The saddle with its obvious cairn

When I reached this junction, I was walking with a local octogenarian who was easily beating me up the trail. He said the trail to Mt. Victoria was more of the same, a steep, slippery slope. Someone coming down mentioned there was still a lot of snow on the trail. This has been an amazing year for snowfall. Our hiking options thus far have been very limited.

The view looking west from the saddle. The gulch to the right is the route up North Tenmile Creek, which so far I have only done in winter.

Looking northwest along the ridge. The official summit is at the far point in the trees.

After the turn, the trail continues for only another 0.15 miles before reaching the saddle and the giant sized cairn that marks it. Many people stop there. On the far side of the cairn are nice views of I-70 and the cliffs surrounding it. To the east, one can see Grays and Torreys and bits of Lake Dillon. My new friend told that I should continue up the ridge to the official summit and then descend the other side and back up to a lower summit for the best views of the area. His advice was well worth taking.

The trunk of a dead Bristlecone, whose wood is very resistant to decay.

Another Bristlecone posing on the edge of the ridge

There are two trails that head up to the highest point. The left trail skirts the shear drop offs of the cliff face and wanders through a stand of twisted Bristlecone pines. The right hand trail is slightly further down the slope and by passes the summit. Take this trail on the way back.

Looking further west and mountains near Vail

The official summit is marked by the tall Fir tree more than the cairn, which is just barely visible in the shade.

The summit itself (at 2.09 miles) is just another small cairn hidden in the trees. Upon reaching it I had climbed 1,330 ft. The elevation in the map at the trailhead records this spot at 10,502 ft. I would not linger here too long although the view of Buffalo Mountain is nice from this vantage. Instead head down the hillside on the well worn trail. It descends a little over 200 ft to another saddle.

The start of the descent to the lower summit

Looking at I-70 from the saddle below the lower summit

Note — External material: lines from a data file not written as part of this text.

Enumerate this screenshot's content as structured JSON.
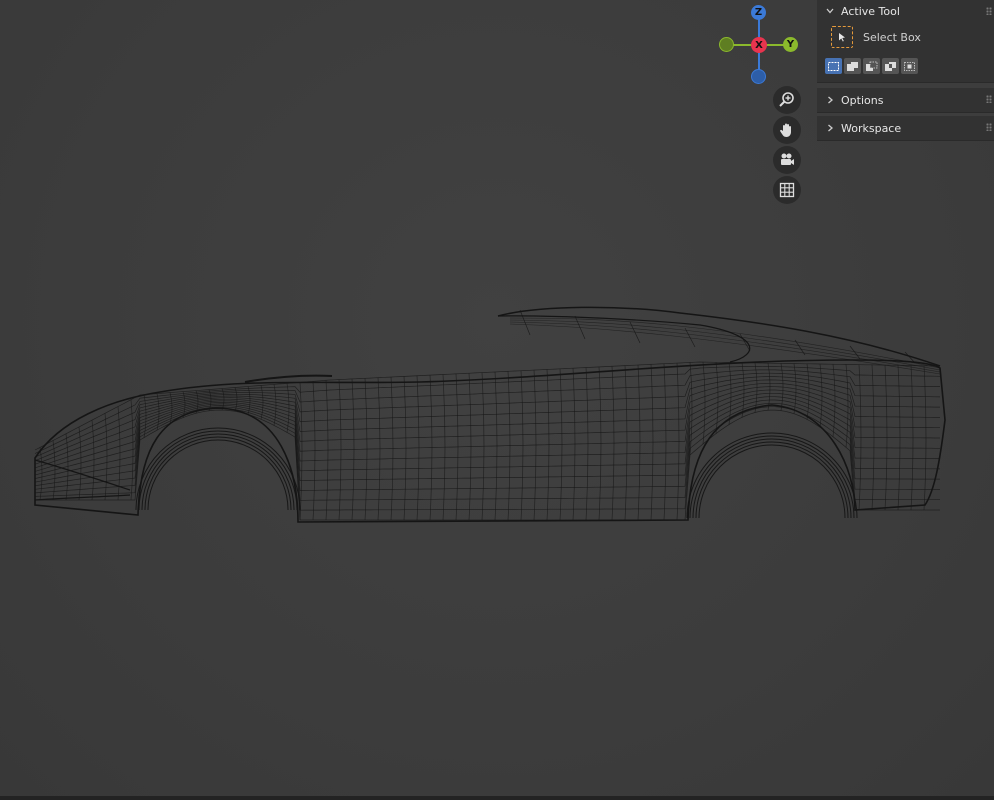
{
  "viewport": {
    "background": "#3d3d3d",
    "object": "car-body-wireframe"
  },
  "gizmo": {
    "z_label": "Z",
    "x_label": "X",
    "y_label": "Y",
    "colors": {
      "x": "#e8344e",
      "y": "#8bb92c",
      "z": "#3b7ad8"
    }
  },
  "nav_buttons": [
    {
      "name": "zoom-icon"
    },
    {
      "name": "pan-hand-icon"
    },
    {
      "name": "camera-icon"
    },
    {
      "name": "grid-icon"
    }
  ],
  "sidebar": {
    "active_tool": {
      "title": "Active Tool",
      "tool_name": "Select Box",
      "selection_modes": [
        "set",
        "extend",
        "subtract",
        "invert",
        "intersect"
      ],
      "active_mode": "set"
    },
    "options": {
      "title": "Options"
    },
    "workspace": {
      "title": "Workspace"
    }
  },
  "colors": {
    "accent": "#4772b3",
    "tool_outline": "#e59a3b",
    "panel": "#323232"
  }
}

At 2.32 miles is the lower summit, which is a large pile of rocks requiring judicious scrambling to reach the top. This is a little over 100 ft above the lower saddle. By the time I reached the top of the lower summit, I had climbed 1,435 ft. This rock pile is definitely worth the extra effort, and after that early 60° segment, seemed trivial.

Looking up at the lower summit

The lower summit

It did not take long to climb back up and over the summit and down to the first saddle. I lingered there while longer, sitting on a log with views of the precipice below. I was nervous about the decent figuring I would need to slide on my tail the entire way down. Fortunately, this was not necessary but I did find myself in a tight crouch with my feet in a sharp angle. Poles would be really handy here.

Looking at the upper summit from the lower with Mt. Victoria in the background

The view of Silverthorn from the lower summit. There were some large meadows on that hillside that I did not know existed.

Mt. Royal is a great training hike with some lovely views to reward the hiker. The day I did it, it was probably in the high 80°s even though I had started by 9am. I started sweating immediately and wished I had brought along more water and even a sport drink. The moral of the story is that this hike is harder than its distance and elevation gain would imply, so plan accordingly.

1 comment:

Linda said...

The concept of the Continental Divide is just so huge and grand! We have a mini divide in Scotland - the Great Glen, caused by the collision between the Laurentian and Baltic tectonic plates in the Silurian era.

The trails you walk on always look so enticing and well made, but do you have to take precautions against bears? This is the one thing I wasn't too keen about (understatement) when hiking in Canada.